[Items listed in a dataset]
<<<<

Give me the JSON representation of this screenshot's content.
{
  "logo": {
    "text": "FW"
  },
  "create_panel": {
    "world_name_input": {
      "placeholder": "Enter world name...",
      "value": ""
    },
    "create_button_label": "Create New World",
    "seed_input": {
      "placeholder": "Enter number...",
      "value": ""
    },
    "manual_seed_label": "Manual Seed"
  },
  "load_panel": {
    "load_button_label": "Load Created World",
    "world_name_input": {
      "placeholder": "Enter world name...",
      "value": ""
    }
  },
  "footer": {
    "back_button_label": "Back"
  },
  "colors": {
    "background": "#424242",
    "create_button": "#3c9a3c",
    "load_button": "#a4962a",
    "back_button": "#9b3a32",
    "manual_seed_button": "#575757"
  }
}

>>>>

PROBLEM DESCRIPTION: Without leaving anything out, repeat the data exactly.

TASK RESPONSE:
Give me the JSON representation of this screenshot's content.
{
  "logo": {
    "text": "FW"
  },
  "create_panel": {
    "world_name_input": {
      "placeholder": "Enter world name...",
      "value": ""
    },
    "create_button_label": "Create New World",
    "seed_input": {
      "placeholder": "Enter number...",
      "value": ""
    },
    "manual_seed_label": "Manual Seed"
  },
  "load_panel": {
    "load_button_label": "Load Created World",
    "world_name_input": {
      "placeholder": "Enter world name...",
      "value": ""
    }
  },
  "footer": {
    "back_button_label": "Back"
  },
  "colors": {
    "background": "#424242",
    "create_button": "#3c9a3c",
    "load_button": "#a4962a",
    "back_button": "#9b3a32",
    "manual_seed_button": "#575757"
  }
}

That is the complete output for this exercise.